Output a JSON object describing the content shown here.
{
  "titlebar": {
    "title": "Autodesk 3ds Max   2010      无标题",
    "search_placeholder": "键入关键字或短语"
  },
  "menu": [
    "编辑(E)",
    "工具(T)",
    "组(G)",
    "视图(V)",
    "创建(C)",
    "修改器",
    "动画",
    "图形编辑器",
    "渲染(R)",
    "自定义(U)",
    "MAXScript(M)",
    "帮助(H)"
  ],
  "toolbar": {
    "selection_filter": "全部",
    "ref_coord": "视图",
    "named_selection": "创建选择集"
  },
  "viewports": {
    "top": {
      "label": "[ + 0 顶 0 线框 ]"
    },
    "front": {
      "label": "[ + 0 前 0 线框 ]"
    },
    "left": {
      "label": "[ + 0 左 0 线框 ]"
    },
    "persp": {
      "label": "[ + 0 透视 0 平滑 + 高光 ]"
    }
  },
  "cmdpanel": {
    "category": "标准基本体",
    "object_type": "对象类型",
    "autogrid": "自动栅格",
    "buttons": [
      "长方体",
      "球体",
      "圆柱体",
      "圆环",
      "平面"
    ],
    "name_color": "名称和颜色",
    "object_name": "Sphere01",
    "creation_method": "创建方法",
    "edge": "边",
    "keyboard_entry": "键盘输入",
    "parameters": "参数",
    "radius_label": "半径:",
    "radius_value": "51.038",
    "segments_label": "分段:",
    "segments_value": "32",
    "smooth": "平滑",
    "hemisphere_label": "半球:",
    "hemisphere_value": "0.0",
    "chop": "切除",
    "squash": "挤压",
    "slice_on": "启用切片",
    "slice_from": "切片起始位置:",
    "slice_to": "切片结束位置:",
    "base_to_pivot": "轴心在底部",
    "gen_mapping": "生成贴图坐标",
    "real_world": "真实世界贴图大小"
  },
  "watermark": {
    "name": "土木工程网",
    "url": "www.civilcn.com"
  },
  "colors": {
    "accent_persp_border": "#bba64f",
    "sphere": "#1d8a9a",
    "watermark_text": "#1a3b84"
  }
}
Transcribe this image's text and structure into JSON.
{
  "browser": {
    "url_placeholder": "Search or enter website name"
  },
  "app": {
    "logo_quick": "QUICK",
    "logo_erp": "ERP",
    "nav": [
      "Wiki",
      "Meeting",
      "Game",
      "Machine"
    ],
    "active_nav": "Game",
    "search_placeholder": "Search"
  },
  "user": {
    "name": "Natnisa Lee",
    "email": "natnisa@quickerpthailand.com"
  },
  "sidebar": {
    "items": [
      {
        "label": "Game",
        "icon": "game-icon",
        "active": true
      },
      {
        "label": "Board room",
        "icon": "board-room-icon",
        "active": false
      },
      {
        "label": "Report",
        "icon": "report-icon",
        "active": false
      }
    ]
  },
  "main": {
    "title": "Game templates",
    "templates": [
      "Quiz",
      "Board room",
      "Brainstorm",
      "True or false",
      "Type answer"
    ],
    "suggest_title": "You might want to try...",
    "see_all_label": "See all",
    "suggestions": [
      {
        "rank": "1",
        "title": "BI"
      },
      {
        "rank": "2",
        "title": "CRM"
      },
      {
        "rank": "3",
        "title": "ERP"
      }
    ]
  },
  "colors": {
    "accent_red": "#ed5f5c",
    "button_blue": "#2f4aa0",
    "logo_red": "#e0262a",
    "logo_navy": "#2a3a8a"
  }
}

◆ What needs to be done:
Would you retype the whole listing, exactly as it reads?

◆ Task answer:
Output a JSON object describing the content shown here.
{
  "titlebar": {
    "title": "Autodesk 3ds Max   2010      无标题",
    "search_placeholder": "键入关键字或短语"
  },
  "menu": [
    "编辑(E)",
    "工具(T)",
    "组(G)",
    "视图(V)",
    "创建(C)",
    "修改器",
    "动画",
    "图形编辑器",
    "渲染(R)",
    "自定义(U)",
    "MAXScript(M)",
    "帮助(H)"
  ],
  "toolbar": {
    "selection_filter": "全部",
    "ref_coord": "视图",
    "named_selection": "创建选择集"
  },
  "viewports": {
    "top": {
      "label": "[ + 0 顶 0 线框 ]"
    },
    "front": {
      "label": "[ + 0 前 0 线框 ]"
    },
    "left": {
      "label": "[ + 0 左 0 线框 ]"
    },
    "persp": {
      "label": "[ + 0 透视 0 平滑 + 高光 ]"
    }
  },
  "cmdpanel": {
    "category": "标准基本体",
    "object_type": "对象类型",
    "autogrid": "自动栅格",
    "buttons": [
      "长方体",
      "球体",
      "圆柱体",
      "圆环",
      "平面"
    ],
    "name_color": "名称和颜色",
    "object_name": "Sphere01",
    "creation_method": "创建方法",
    "edge": "边",
    "keyboard_entry": "键盘输入",
    "parameters": "参数",
    "radius_label": "半径:",
    "radius_value": "51.038",
    "segments_label": "分段:",
    "segments_value": "32",
    "smooth": "平滑",
    "hemisphere_label": "半球:",
    "hemisphere_value": "0.0",
    "chop": "切除",
    "squash": "挤压",
    "slice_on": "启用切片",
    "slice_from": "切片起始位置:",
    "slice_to": "切片结束位置:",
    "base_to_pivot": "轴心在底部",
    "gen_mapping": "生成贴图坐标",
    "real_world": "真实世界贴图大小"
  },
  "watermark": {
    "name": "土木工程网",
    "url": "www.civilcn.com"
  },
  "colors": {
    "accent_persp_border": "#bba64f",
    "sphere": "#1d8a9a",
    "watermark_text": "#1a3b84"
  }
}
Transcribe this image's text and structure into JSON.
{
  "browser": {
    "url_placeholder": "Search or enter website name"
  },
  "app": {
    "logo_quick": "QUICK",
    "logo_erp": "ERP",
    "nav": [
      "Wiki",
      "Meeting",
      "Game",
      "Machine"
    ],
    "active_nav": "Game",
    "search_placeholder": "Search"
  },
  "user": {
    "name": "Natnisa Lee",
    "email": "natnisa@quickerpthailand.com"
  },
  "sidebar": {
    "items": [
      {
        "label": "Game",
        "icon": "game-icon",
        "active": true
      },
      {
        "label": "Board room",
        "icon": "board-room-icon",
        "active": false
      },
      {
        "label": "Report",
        "icon": "report-icon",
        "active": false
      }
    ]
  },
  "main": {
    "title": "Game templates",
    "templates": [
      "Quiz",
      "Board room",
      "Brainstorm",
      "True or false",
      "Type answer"
    ],
    "suggest_title": "You might want to try...",
    "see_all_label": "See all",
    "suggestions": [
      {
        "rank": "1",
        "title": "BI"
      },
      {
        "rank": "2",
        "title": "CRM"
      },
      {
        "rank": "3",
        "title": "ERP"
      }
    ]
  },
  "colors": {
    "accent_red": "#ed5f5c",
    "button_blue": "#2f4aa0",
    "logo_red": "#e0262a",
    "logo_navy": "#2a3a8a"
  }
}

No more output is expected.